- During hibernation uric acid falls to very low levels, stimulating the burning of body fat. The inflammation passes.
You know about fructose in fruit and honey, foods that many creatures eat in enormous quantities to build fat. Maybe you’ve heard of high fructose corn syrup, a product created and used in manufactured food as a substitute for sugar. Did you know that regular old table sugar is half fructose and half glucose?
In other words, sugar is the culprit in excess fructose production, the cause of excess weight.
What happens when hibernation never comes?
If that bear didn’t go into hibernation he would just keep gaining and reach the maximum fat his fat cells could hold. This is true for you as well. The need to keep storing would result in fat in and around his organs, creating the bear version of fatty liver and metabolic syndrome.
Perpetually high levels of uric acid would increase his blood pressure, might even cause gout, and reduce his insulin making capability by damaging his pancreatic beta cells. Diabetics know what happens when the insulin supply is low. In other words, all of the conditions reflective of diabetes, kidney and liver disease in humans would be evident.
What to pay attention to
Normally eating fruit is not important. First, there is actually a limited amount of sugar in a whole fruit. A whole fruit has to be broken down in digestion, slowing the absorption of the sugar. Plus a portion of the fructose is retained in the intestine. Eat an orange and you are good to go.
Drinking orange juice, on the other hand, is a problem. There might be 3 or 4 oranges – plus high concentration that is usually guzzled. No digestion is required and the amount of sugar is quickly absorbed. This same problem applies to any liquid, like soft drinks, containing sugar.
Conversion of glucose to fructose is a central issue for diabetics and per-diabetics with high blood sugar. Blood sugar being resisted by the cells becomes a candidate for fructose conversion. There is a reason why 80% of diabetics are obese – more than 20% over their ideal weight.
What to do?
Therefore what should we do if we are overweight, diabetic, or have fatty liver (or want to avoid those conditions)? Dr. Johnson suggests the following:
- Do not drink anything with sugar/fructose in it. Avoid fruit juices, sport drinks, soft drinks etc.
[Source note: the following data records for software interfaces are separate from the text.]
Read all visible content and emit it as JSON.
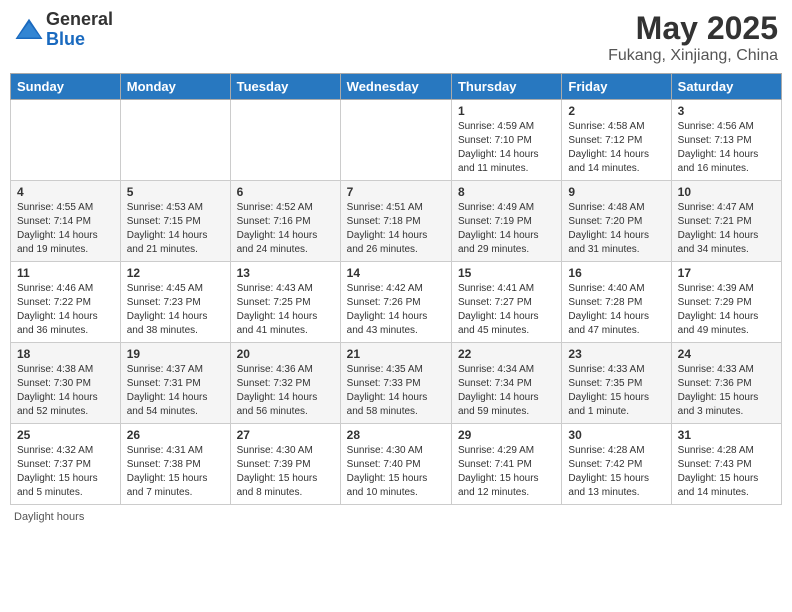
{
  "header": {
    "logo_general": "General",
    "logo_blue": "Blue",
    "month": "May 2025",
    "location": "Fukang, Xinjiang, China"
  },
  "weekdays": [
    "Sunday",
    "Monday",
    "Tuesday",
    "Wednesday",
    "Thursday",
    "Friday",
    "Saturday"
  ],
  "footer": "Daylight hours",
  "weeks": [
    [
      {
        "day": "",
        "sunrise": "",
        "sunset": "",
        "daylight": ""
      },
      {
        "day": "",
        "sunrise": "",
        "sunset": "",
        "daylight": ""
      },
      {
        "day": "",
        "sunrise": "",
        "sunset": "",
        "daylight": ""
      },
      {
        "day": "",
        "sunrise": "",
        "sunset": "",
        "daylight": ""
      },
      {
        "day": "1",
        "sunrise": "Sunrise: 4:59 AM",
        "sunset": "Sunset: 7:10 PM",
        "daylight": "Daylight: 14 hours and 11 minutes."
      },
      {
        "day": "2",
        "sunrise": "Sunrise: 4:58 AM",
        "sunset": "Sunset: 7:12 PM",
        "daylight": "Daylight: 14 hours and 14 minutes."
      },
      {
        "day": "3",
        "sunrise": "Sunrise: 4:56 AM",
        "sunset": "Sunset: 7:13 PM",
        "daylight": "Daylight: 14 hours and 16 minutes."
      }
    ],
    [
      {
        "day": "4",
        "sunrise": "Sunrise: 4:55 AM",
        "sunset": "Sunset: 7:14 PM",
        "daylight": "Daylight: 14 hours and 19 minutes."
      },
      {
        "day": "5",
        "sunrise": "Sunrise: 4:53 AM",
        "sunset": "Sunset: 7:15 PM",
        "daylight": "Daylight: 14 hours and 21 minutes."
      },
      {
        "day": "6",
        "sunrise": "Sunrise: 4:52 AM",
        "sunset": "Sunset: 7:16 PM",
        "daylight": "Daylight: 14 hours and 24 minutes."
      },
      {
        "day": "7",
        "sunrise": "Sunrise: 4:51 AM",
        "sunset": "Sunset: 7:18 PM",
        "daylight": "Daylight: 14 hours and 26 minutes."
      },
      {
        "day": "8",
        "sunrise": "Sunrise: 4:49 AM",
        "sunset": "Sunset: 7:19 PM",
        "daylight": "Daylight: 14 hours and 29 minutes."
      },
      {
        "day": "9",
        "sunrise": "Sunrise: 4:48 AM",
        "sunset": "Sunset: 7:20 PM",
        "daylight": "Daylight: 14 hours and 31 minutes."
      },
      {
        "day": "10",
        "sunrise": "Sunrise: 4:47 AM",
        "sunset": "Sunset: 7:21 PM",
        "daylight": "Daylight: 14 hours and 34 minutes."
      }
    ],
    [
      {
        "day": "11",
        "sunrise": "Sunrise: 4:46 AM",
        "sunset": "Sunset: 7:22 PM",
        "daylight": "Daylight: 14 hours and 36 minutes."
      },
      {
        "day": "12",
        "sunrise": "Sunrise: 4:45 AM",
        "sunset": "Sunset: 7:23 PM",
        "daylight": "Daylight: 14 hours and 38 minutes."
      },
      {
        "day": "13",
        "sunrise": "Sunrise: 4:43 AM",
        "sunset": "Sunset: 7:25 PM",
        "daylight": "Daylight: 14 hours and 41 minutes."
      },
      {
        "day": "14",
        "sunrise": "Sunrise: 4:42 AM",
        "sunset": "Sunset: 7:26 PM",
        "daylight": "Daylight: 14 hours and 43 minutes."
      },
      {
        "day": "15",
        "sunrise": "Sunrise: 4:41 AM",
        "sunset": "Sunset: 7:27 PM",
        "daylight": "Daylight: 14 hours and 45 minutes."
      },
      {
        "day": "16",
        "sunrise": "Sunrise: 4:40 AM",
        "sunset": "Sunset: 7:28 PM",
        "daylight": "Daylight: 14 hours and 47 minutes."
      },
      {
        "day": "17",
        "sunrise": "Sunrise: 4:39 AM",
        "sunset": "Sunset: 7:29 PM",
        "daylight": "Daylight: 14 hours and 49 minutes."
      }
    ],
    [
      {
        "day": "18",
        "sunrise": "Sunrise: 4:38 AM",
        "sunset": "Sunset: 7:30 PM",
        "daylight": "Daylight: 14 hours and 52 minutes."
      },
      {
        "day": "19",
        "sunrise": "Sunrise: 4:37 AM",
        "sunset": "Sunset: 7:31 PM",
        "daylight": "Daylight: 14 hours and 54 minutes."
      },
      {
        "day": "20",
        "sunrise": "Sunrise: 4:36 AM",
        "sunset": "Sunset: 7:32 PM",
        "daylight": "Daylight: 14 hours and 56 minutes."
      },
      {
        "day": "21",
        "sunrise": "Sunrise: 4:35 AM",
        "sunset": "Sunset: 7:33 PM",
        "daylight": "Daylight: 14 hours and 58 minutes."
      },
      {
        "day": "22",
        "sunrise": "Sunrise: 4:34 AM",
        "sunset": "Sunset: 7:34 PM",
        "daylight": "Daylight: 14 hours and 59 minutes."
      },
      {
        "day": "23",
        "sunrise": "Sunrise: 4:33 AM",
        "sunset": "Sunset: 7:35 PM",
        "daylight": "Daylight: 15 hours and 1 minute."
      },
      {
        "day": "24",
        "sunrise": "Sunrise: 4:33 AM",
        "sunset": "Sunset: 7:36 PM",
        "daylight": "Daylight: 15 hours and 3 minutes."
      }
    ],
    [
      {
        "day": "25",
        "sunrise": "Sunrise: 4:32 AM",
        "sunset": "Sunset: 7:37 PM",
        "daylight": "Daylight: 15 hours and 5 minutes."
      },
      {
        "day": "26",
        "sunrise": "Sunrise: 4:31 AM",
        "sunset": "Sunset: 7:38 PM",
        "daylight": "Daylight: 15 hours and 7 minutes."
      },
      {
        "day": "27",
        "sunrise": "Sunrise: 4:30 AM",
        "sunset": "Sunset: 7:39 PM",
        "daylight": "Daylight: 15 hours and 8 minutes."
      },
      {
        "day": "28",
        "sunrise": "Sunrise: 4:30 AM",
        "sunset": "Sunset: 7:40 PM",
        "daylight": "Daylight: 15 hours and 10 minutes."
      },
      {
        "day": "29",
        "sunrise": "Sunrise: 4:29 AM",
        "sunset": "Sunset: 7:41 PM",
        "daylight": "Daylight: 15 hours and 12 minutes."
      },
      {
        "day": "30",
        "sunrise": "Sunrise: 4:28 AM",
        "sunset": "Sunset: 7:42 PM",
        "daylight": "Daylight: 15 hours and 13 minutes."
      },
      {
        "day": "31",
        "sunrise": "Sunrise: 4:28 AM",
        "sunset": "Sunset: 7:43 PM",
        "daylight": "Daylight: 15 hours and 14 minutes."
      }
    ]
  ]
}
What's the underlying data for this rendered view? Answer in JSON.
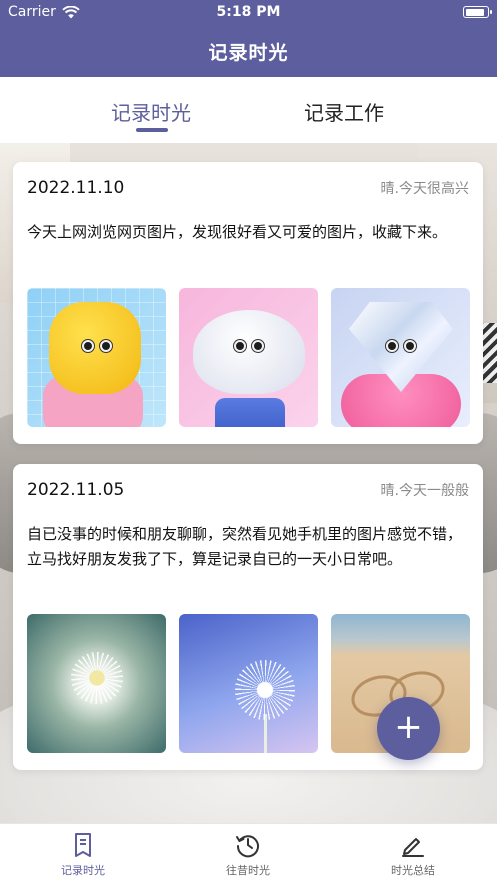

- Avoid commercially manufactured food or pay really close attention to carbohydrates listed on the label. Carbohydrates are sugar. About 70% of commercially packaged foods contain sugar (half glucose and half fructose) and/or fructose in some other form. Commercial “foods” are effectively predigested which increases the absorption rate in the intestine and concentration of fructose in the liver. Same problem as fruit juice. The liver makes the fat.
- If you have any of the symptoms described in this document, avoid starches that persistently raise blood sugar. Cakes, cookies, bread, chips and crackers. Potatoes are not an inherently bad vegetable if you have a healthy metabolism. But anyone with the symptoms described in this article will convert ANY FOOD that spikes blood sugar to fructose.
We all have an opportunity to avoid the consequences of excess fat production. Monitor your blood sugar. In today’s world if you don’t have a blood glucose meter you surely have a friend who does. Next time you eat a meal let your friend help you use the meter and strips to see what happens to your blood sugar. Just for frame of reference, normal blood sugar even after a meal would be between 70 and 110. There are no special tricks. The measurement will tell you the story.
My book, It’s All about the Food, will tell you what you are looking for.
Pat Smith is the author of “It’s All About the Food,” a book that guides nutritious food choices as the way to avoid illness and maintain a healthy weight. Pat is a resident of Montgomery County, AR, president of Ouachita Village, Inc. board of directors (Montgomery County Food Pantry), and president of the Mount Ida Area Chamber of Commerce board of directors. Her email address is email@example.com; phone number is 870-490-1836; visit her website at allaboutthefood.org